Family First: Follow-up, Part 2: Tony and Tammy

Family First: Follow-up, Part 2: Tony and Tammy
Dr. Phil checks back in with two families in crisis.
"Since we were on the show last, things are better in the sense that I'm not spanking the kids like I did," says Tammy. "I'm still yelling some, but it's not as bad as it was."

But Tammy sees a lot to improve. "The kids are still fighting all the time. The stress level in the house is very, very high," she says. "Life with Tony has been better, but we still have our days. I'm aggravated. I feel Tony's not helping around the house. I do put the house work above the kids, but I feel like I have to get it done."

Tony is concentrating on spending time with his children. "Tammy and I are having the battle royale over setting our priorities," says Tony. "My priorities are the kids and the family. Her priorities are on the house."

One day, he put off working on the house to play football with his two sons. "I just decided the other things could wait," says Tony. "She actually got mad at me that I was outside playing instead of working on the house. When Dr. Phil said family comes first, I really took that to heart. I now put the kids in front of everything else in my life."
Tony has been reading Dr. Phil's book. "Family First has taught me that I have to teach with reinforcement. When the kids do something positive, I have to reinforce that," he says.

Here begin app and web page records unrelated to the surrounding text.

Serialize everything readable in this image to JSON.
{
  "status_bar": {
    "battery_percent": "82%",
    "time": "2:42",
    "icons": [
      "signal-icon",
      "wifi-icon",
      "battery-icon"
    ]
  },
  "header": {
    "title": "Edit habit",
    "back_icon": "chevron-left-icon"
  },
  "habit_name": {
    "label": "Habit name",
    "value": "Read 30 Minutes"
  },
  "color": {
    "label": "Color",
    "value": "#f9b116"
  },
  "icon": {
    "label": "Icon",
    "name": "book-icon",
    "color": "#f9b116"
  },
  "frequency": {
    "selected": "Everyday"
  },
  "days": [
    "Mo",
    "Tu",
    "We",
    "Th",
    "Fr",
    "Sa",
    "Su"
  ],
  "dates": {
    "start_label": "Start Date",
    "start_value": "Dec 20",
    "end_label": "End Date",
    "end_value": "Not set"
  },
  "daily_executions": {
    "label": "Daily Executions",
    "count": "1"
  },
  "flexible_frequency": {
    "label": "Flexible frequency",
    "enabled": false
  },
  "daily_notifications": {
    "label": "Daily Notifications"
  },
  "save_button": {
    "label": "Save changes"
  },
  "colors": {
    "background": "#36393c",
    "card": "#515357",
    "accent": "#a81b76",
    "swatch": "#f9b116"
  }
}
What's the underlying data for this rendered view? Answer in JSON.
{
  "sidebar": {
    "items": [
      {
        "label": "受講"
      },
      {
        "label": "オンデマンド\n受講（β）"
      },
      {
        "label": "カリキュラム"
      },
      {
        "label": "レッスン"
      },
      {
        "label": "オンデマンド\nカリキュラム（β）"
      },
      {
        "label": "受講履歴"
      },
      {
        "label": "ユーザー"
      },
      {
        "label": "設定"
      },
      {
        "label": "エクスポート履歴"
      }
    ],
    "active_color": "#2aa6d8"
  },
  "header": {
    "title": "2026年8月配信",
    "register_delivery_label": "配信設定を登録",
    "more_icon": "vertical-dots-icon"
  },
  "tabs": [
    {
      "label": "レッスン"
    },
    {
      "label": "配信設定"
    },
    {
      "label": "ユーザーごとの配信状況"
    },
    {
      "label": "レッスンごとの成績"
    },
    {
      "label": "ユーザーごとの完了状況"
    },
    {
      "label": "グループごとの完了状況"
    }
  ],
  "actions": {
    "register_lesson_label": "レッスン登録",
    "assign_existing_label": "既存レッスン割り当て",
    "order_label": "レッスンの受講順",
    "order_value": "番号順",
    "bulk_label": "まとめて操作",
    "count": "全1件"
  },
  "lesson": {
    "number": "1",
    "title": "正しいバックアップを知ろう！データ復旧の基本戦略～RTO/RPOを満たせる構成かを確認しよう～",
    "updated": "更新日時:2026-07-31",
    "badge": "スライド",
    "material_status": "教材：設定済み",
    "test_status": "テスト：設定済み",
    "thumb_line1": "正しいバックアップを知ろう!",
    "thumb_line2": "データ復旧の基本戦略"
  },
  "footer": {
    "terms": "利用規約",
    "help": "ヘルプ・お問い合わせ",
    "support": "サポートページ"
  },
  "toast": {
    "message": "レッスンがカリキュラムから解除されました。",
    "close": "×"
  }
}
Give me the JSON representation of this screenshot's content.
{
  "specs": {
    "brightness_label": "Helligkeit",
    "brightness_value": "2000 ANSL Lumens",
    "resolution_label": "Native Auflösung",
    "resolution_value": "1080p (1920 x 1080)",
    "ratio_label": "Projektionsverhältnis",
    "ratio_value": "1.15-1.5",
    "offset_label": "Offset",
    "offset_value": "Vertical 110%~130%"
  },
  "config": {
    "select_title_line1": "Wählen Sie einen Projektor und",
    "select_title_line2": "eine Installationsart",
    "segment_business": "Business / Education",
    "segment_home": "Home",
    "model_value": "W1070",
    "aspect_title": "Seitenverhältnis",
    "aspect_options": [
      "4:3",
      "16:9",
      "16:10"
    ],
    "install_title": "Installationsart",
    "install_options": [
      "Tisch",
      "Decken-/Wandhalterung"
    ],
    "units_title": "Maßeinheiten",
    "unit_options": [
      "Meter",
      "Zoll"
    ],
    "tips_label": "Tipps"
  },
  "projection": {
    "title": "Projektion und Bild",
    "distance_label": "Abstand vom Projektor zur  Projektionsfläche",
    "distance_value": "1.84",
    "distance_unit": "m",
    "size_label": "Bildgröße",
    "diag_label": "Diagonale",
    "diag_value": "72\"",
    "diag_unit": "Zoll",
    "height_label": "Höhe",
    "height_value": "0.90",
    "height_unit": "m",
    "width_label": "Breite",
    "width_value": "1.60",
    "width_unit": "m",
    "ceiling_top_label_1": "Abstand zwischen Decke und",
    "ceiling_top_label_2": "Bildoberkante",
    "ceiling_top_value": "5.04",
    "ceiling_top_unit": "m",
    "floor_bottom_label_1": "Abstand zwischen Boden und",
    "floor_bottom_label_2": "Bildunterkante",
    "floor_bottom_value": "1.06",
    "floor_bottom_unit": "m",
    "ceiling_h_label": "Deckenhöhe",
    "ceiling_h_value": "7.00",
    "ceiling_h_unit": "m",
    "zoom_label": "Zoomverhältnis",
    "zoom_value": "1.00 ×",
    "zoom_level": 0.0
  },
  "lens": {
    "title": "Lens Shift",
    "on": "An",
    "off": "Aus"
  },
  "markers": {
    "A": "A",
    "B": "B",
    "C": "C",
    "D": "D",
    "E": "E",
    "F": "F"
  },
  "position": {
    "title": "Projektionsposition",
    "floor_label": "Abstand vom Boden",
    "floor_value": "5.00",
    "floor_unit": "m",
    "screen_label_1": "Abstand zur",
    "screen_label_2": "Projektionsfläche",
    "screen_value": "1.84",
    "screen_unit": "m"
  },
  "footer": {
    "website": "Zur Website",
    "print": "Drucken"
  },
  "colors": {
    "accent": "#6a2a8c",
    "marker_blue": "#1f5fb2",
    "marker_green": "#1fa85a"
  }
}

"He'll spend time with the kids and treat them like they're on top of the world and I don't get that," she says, getting emotional. "Tony has worked on the his relationship with the kids much more than he's worked on it with me. I can't remember in the last three weeks when we've been intimate. To me, it's just a chore. During the last show, when Dr. Phil said that I needed a soft place to land, that just hit something inside me. I need Tony to be there for me, and I don't feel he is."
Dr. Phil asks Tammy: "Let me just find out what your thinking is about Tony's relationship with the kids. Not to the extent that it's at your expense, but how is he doing with them?"

"He's doing really good with them. He plays with them, he drops whatever he's doing and goes and plays with them. And that's wonderful, but —"

Dr. Phil interrupts her. "I don't want to talk about in terms of what it's costing you yet. I just want to know whether or not you see the progress and the value there with what he's doing in the relationship with the kids."

"Definitely," she says.

"And do you?" Dr. Phil asks Tony. "Do you feel the difference?"

"It feels great," says Tony. "There's nothing like it ... The kids will come up to me and ask to do things, whereas before, they would say, 'Dad's around, let's get out of here."
"What are you doing that is causing them to have changed their interaction pattern with you so much?" Dr. Phil asks Tony.

"For one, positive reinforcement," he says, explaining that he no longer says, 'Do you have rocks in your head?' when the kids do something wrong. "Instead it's 'How about we try something like this' and reinforcing when they are making the right choices."

You're loving them back to you," observes Dr. Phil. "You're being positive, you're finding good things to talk to them about, you're sharing positive experiences with them, you're doing things that make them feel good about you being around. What would happen if you took that tool, took that power and you applied it to your marriage?"

"I would imagine, the same thing would happen," admits Tony. "I've gone 100 percent toward the kids and kind of left her behind. And I realize that."Turning to Tammy, Dr. Phil says, "You should be celebrating the fact that the children have their father back."

"I'm happy that he's doing that, but I'm sad, because I'm all alone," she says, getting emotional.

"You want to be on the list too," says Dr. Phil. "But you don't complain your way onto the list. You ask for what you need and you get some allies, like me, that can talk about redirecting. This is a process. Don't get frustrated. It's a marathon and not a sprint.
You've made amazing progress. Notwithstanding the fact that you may be getting neglected by him right now," he says, turning to Tony, "I am for one, stand up proud of you as a dad for what you are doing with those kids."

The audience applauds.

"I am. And you should be too," he tells Tammy.